LISTED ENTRIES: Begin

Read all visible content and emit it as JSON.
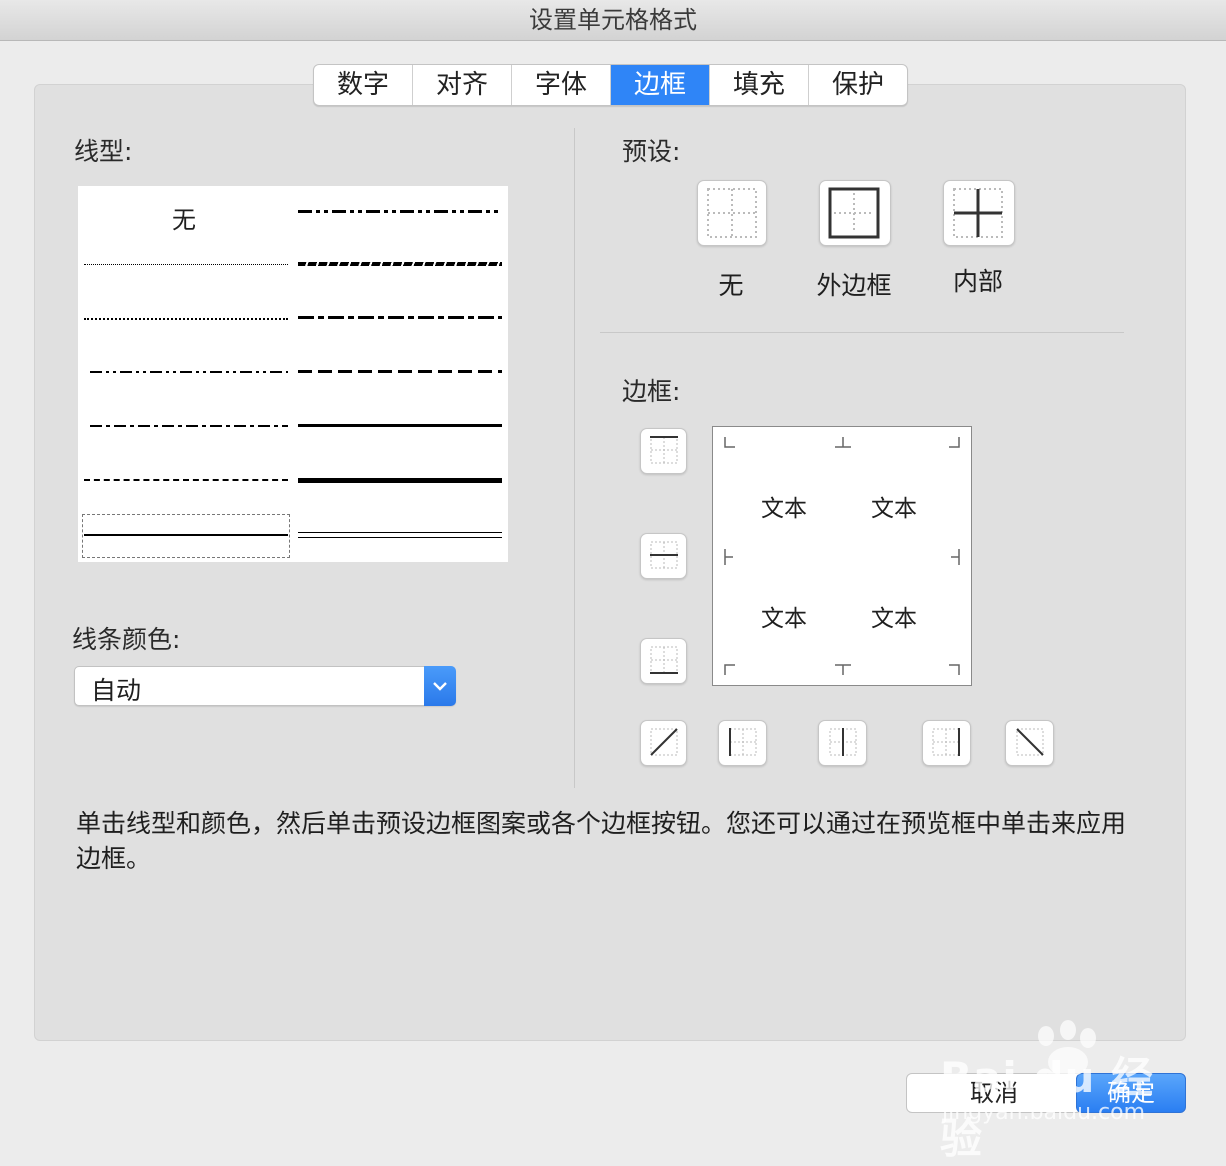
{
  "window": {
    "title": "设置单元格格式"
  },
  "tabs": [
    {
      "label": "数字"
    },
    {
      "label": "对齐"
    },
    {
      "label": "字体"
    },
    {
      "label": "边框"
    },
    {
      "label": "填充"
    },
    {
      "label": "保护"
    }
  ],
  "active_tab": "边框",
  "line_style": {
    "label": "线型:",
    "none_label": "无",
    "styles": [
      "none",
      "hair",
      "dotted",
      "dash-dot-dot",
      "dash-dot",
      "dashed",
      "thin",
      "medium-dash-dot-dot",
      "slanted-dash-dot",
      "medium-dash-dot",
      "medium-dashed",
      "medium",
      "thick",
      "double"
    ],
    "selected": "thin"
  },
  "line_color": {
    "label": "线条颜色:",
    "value": "自动"
  },
  "presets": {
    "label": "预设:",
    "items": [
      {
        "label": "无"
      },
      {
        "label": "外边框"
      },
      {
        "label": "内部"
      }
    ]
  },
  "border": {
    "label": "边框:",
    "preview_text": [
      "文本",
      "文本",
      "文本",
      "文本"
    ]
  },
  "help_text": "单击线型和颜色，然后单击预设边框图案或各个边框按钮。您还可以通过在预览框中单击来应用边框。",
  "footer": {
    "cancel_label": "取消",
    "ok_label": "确定"
  },
  "watermark": {
    "text": "Bai du 经验",
    "url": "jingyan.baidu.com"
  },
  "colors": {
    "accent": "#2f85f7",
    "panel": "#e0e0e0",
    "background": "#ececec"
  }
}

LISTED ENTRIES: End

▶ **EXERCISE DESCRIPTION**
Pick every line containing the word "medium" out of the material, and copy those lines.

▶ **RESULT OF THE EXERCISE**
      "medium-dash-dot-dot",
      "medium-dash-dot",
      "medium-dashed",
      "medium",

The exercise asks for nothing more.